This is good news: these patients tend to do worse, so a reduction in emergency diagnoses suggests that efforts to diagnose cancers earlier are having an effect.

But where do these figures come from? And what do they mean? Last week, we took a detailed look at the different ways people are diagnosed with cancer, and what we mean by an ‘emergency’ diagnosis. You can read the article here, but here’s a quick summary:

  • Their last analysis, published in 2013, divided patients into a number of groups, based on where and how they were diagnosed. For example, by a GP referring them for tests, or by screening. One of these groups, so-called ‘emergency’ diagnoses, is made up of different sub-groups.
  • Overall, that analysis showed that one in four patients were diagnosed in an emergency in 2006 – either via their GP surgery or in hospital.
  • Some emergencies can be hard or even impossible to avoid, because certain cancers (for example acute leukaemias and certain brain tumours) develop very quickly, or cause vague symptoms similar to other common conditions.
  • But there’s room for improvement. Cancer can be diagnosed earlier by encouraging people to get unusual or persistent symptoms checked out by a GP, and supporting GPs to investigate worrying symptoms.
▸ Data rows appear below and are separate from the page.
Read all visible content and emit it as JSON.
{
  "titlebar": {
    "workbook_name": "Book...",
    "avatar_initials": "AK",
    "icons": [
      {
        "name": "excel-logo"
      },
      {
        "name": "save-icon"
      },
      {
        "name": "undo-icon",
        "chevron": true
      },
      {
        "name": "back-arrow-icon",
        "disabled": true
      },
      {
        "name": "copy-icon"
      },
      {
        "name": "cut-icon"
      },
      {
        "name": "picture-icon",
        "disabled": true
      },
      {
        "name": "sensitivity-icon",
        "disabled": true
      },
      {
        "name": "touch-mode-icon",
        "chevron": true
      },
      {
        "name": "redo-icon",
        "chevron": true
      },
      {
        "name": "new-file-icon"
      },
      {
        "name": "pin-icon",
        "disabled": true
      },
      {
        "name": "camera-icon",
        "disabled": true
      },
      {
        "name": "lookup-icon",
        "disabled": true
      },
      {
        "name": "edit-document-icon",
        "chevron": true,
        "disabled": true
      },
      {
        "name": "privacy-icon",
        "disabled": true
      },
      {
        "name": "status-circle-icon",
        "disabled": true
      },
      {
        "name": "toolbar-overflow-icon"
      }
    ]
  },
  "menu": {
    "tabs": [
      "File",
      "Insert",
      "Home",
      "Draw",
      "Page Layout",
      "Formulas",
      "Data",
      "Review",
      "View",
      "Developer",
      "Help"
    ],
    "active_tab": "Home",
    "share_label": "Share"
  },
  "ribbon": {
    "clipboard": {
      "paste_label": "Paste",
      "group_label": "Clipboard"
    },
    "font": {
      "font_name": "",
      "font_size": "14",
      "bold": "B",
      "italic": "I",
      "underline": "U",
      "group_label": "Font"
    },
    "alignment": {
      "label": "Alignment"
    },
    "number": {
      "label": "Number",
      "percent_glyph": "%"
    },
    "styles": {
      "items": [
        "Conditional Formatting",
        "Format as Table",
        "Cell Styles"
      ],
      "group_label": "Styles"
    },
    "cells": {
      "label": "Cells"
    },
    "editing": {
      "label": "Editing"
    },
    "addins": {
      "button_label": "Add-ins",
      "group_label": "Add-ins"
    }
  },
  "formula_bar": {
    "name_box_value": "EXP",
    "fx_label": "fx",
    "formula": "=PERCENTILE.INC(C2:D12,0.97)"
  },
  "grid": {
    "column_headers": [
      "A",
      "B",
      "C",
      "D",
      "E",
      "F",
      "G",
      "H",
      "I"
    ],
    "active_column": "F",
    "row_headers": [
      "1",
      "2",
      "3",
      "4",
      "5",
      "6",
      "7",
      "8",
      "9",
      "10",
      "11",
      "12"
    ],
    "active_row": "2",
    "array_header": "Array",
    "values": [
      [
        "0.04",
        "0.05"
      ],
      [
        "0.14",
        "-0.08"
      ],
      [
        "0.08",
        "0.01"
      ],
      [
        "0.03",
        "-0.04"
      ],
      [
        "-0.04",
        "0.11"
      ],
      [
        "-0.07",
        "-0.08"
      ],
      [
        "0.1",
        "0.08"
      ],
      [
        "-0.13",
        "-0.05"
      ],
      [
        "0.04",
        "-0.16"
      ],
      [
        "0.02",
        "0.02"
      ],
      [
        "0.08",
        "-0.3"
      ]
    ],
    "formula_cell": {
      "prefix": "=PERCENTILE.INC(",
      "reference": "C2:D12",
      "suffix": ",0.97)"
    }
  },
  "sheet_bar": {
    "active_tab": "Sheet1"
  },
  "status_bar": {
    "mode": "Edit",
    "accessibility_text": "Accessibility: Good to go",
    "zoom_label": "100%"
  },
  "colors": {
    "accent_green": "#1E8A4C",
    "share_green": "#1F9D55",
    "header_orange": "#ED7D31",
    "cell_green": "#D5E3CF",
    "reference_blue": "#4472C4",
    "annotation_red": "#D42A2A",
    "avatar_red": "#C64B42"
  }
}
So, with that in mind, what does today’s update to the 2013 analysis show? Three key points stand out:

1) The number of emergency diagnoses has steadily fallen from almost 25 per cent in 2006 to 20 per cent in 2013. While a 5 per cent drop might seem small, it represents thousands of patients who will now have a much higher chance of being successfully treated.

150916-Falling-Emergency-diagnosis2

2) This proportion has dropped across many types of cancer. Emergency diagnoses have dropped in ovarian cancer from 31 per cent to 26 per cent, with smaller decreases for melanomas and female breast cancer which have fallen by 1 per cent.

3) More people are being diagnosed under the urgent referral (‘two week wait’) system. For example, the proportion of people diagnosed with lung cancer through an urgent referral increased from 22 per cent in 2006. to 28 per cent in 2013. Over the same period, the proportion diagnosed in emergencies fell from 39 per cent to 35 per cent.

So all in all, this is really good news.

But it does come with a big caveat. As we said last week, these stats only cover patients diagnosed up to 2013 – the year the Government’s healthcare reforms kicked in, so any effects these changes will have had aren’t yet showing up in the NCIN’s data.

But we know from other data – particularly those showing missed waiting times targets and under-resourced diagnostic services – that certain parts of the NHS are struggling and that the momentum shown by today’s stats could stall.

That’s why the weekend’s Government announcement of measures to improve things are so welcome. We have to make sure our cancer services are world class, something we’ll continue to campaign hard for, and which you can help us do by signing up to our Test Cancer Sooner campaign.

– Henry